═════ DATA RECORDS ═════

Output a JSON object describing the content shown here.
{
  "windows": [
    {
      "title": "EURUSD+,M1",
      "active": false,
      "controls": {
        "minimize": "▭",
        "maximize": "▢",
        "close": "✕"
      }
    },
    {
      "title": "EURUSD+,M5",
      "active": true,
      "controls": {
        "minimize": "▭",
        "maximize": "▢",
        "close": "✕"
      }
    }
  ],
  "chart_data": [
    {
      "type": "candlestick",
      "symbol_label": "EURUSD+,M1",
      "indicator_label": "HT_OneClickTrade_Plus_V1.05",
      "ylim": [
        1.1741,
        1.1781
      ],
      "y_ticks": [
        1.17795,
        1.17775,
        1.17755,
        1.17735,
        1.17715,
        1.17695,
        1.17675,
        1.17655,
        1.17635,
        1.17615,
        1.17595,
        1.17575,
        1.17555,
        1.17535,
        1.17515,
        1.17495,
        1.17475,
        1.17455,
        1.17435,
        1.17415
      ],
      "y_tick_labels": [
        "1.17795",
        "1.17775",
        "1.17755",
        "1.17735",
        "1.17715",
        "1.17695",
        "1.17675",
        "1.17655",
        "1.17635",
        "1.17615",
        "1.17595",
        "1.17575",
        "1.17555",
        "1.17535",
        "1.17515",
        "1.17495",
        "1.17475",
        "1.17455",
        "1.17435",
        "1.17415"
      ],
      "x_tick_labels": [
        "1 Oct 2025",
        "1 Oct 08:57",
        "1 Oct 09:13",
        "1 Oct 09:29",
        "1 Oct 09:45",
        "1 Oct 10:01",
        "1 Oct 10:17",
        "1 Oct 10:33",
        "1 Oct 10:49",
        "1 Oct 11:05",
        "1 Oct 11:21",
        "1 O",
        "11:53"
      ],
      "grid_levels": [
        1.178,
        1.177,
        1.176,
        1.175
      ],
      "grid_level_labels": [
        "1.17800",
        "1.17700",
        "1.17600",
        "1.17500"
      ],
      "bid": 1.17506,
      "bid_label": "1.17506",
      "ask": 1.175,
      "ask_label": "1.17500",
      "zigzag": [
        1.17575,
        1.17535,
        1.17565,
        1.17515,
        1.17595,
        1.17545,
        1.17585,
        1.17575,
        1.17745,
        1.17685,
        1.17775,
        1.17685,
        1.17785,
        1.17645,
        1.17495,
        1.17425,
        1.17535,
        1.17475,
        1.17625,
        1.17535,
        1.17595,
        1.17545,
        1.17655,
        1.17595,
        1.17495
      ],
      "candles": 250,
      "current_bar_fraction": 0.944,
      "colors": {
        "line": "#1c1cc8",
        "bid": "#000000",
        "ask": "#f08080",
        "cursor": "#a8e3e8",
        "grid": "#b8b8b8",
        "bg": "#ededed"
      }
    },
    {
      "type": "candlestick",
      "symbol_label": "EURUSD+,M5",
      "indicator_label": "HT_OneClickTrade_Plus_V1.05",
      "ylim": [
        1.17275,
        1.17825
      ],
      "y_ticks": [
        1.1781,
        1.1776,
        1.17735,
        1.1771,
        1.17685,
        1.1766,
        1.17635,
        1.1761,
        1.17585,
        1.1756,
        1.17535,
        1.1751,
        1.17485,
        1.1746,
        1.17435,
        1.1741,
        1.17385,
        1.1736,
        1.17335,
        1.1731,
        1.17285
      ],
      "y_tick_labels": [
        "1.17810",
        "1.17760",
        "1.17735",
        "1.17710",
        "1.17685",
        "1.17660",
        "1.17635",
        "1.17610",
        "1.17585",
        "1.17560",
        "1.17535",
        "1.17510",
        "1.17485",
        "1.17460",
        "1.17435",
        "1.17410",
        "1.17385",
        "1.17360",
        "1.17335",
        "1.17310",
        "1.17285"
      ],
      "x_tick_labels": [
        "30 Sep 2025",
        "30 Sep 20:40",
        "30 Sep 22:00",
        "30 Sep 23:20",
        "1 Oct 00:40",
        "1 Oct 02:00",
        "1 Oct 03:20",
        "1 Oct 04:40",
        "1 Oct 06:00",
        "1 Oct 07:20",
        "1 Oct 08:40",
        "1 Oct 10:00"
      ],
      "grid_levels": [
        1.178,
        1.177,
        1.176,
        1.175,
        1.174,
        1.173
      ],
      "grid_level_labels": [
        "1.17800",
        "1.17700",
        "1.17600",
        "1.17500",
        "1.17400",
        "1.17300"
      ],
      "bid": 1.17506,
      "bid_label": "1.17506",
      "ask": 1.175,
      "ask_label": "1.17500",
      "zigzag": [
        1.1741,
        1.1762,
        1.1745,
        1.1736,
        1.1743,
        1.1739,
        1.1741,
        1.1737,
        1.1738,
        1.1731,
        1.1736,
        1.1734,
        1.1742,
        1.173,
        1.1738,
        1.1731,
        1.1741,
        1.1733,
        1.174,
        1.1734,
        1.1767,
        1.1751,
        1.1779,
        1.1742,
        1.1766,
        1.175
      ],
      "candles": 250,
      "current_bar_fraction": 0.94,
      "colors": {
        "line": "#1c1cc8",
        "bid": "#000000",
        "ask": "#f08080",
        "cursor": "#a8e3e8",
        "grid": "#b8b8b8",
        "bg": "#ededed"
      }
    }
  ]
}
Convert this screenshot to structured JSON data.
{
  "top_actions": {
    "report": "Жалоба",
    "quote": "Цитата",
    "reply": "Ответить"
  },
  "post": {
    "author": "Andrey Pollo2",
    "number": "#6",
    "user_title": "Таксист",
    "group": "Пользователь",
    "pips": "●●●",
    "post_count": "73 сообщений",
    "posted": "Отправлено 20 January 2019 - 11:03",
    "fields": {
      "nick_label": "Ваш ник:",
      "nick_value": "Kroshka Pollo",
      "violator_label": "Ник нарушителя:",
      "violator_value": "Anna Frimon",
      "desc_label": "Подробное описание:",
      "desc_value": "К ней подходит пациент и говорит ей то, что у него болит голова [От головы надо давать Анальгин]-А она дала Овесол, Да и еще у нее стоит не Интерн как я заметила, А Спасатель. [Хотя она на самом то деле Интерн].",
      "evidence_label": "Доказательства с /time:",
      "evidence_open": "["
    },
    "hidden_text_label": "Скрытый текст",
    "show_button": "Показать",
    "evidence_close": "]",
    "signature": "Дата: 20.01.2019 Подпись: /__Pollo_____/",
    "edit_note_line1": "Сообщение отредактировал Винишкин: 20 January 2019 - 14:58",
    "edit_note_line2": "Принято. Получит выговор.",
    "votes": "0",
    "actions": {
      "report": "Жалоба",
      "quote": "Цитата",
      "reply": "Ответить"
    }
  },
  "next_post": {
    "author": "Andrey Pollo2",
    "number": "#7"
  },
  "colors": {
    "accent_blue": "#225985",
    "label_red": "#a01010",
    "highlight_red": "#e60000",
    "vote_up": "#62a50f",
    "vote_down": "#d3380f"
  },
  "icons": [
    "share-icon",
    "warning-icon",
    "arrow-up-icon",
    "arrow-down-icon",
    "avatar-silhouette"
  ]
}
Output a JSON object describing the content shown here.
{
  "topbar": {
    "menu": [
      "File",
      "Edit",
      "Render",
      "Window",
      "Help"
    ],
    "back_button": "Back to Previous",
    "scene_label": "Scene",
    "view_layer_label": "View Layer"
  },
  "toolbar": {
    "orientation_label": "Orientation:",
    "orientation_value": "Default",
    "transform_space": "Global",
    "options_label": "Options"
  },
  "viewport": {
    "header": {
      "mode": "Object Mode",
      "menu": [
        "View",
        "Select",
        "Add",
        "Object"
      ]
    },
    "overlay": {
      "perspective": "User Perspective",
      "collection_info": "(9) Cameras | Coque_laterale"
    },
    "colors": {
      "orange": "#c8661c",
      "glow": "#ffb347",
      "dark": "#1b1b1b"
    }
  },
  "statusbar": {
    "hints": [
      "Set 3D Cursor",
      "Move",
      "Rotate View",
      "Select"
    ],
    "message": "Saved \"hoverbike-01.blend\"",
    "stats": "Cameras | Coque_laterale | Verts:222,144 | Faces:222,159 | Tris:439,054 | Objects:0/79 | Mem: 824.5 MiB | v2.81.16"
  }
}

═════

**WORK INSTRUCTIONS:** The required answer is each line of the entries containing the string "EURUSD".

**ANSWER FOR THE TASK:**
      "title": "EURUSD+,M1",
      "title": "EURUSD+,M5",
      "symbol_label": "EURUSD+,M1",
      "symbol_label": "EURUSD+,M5",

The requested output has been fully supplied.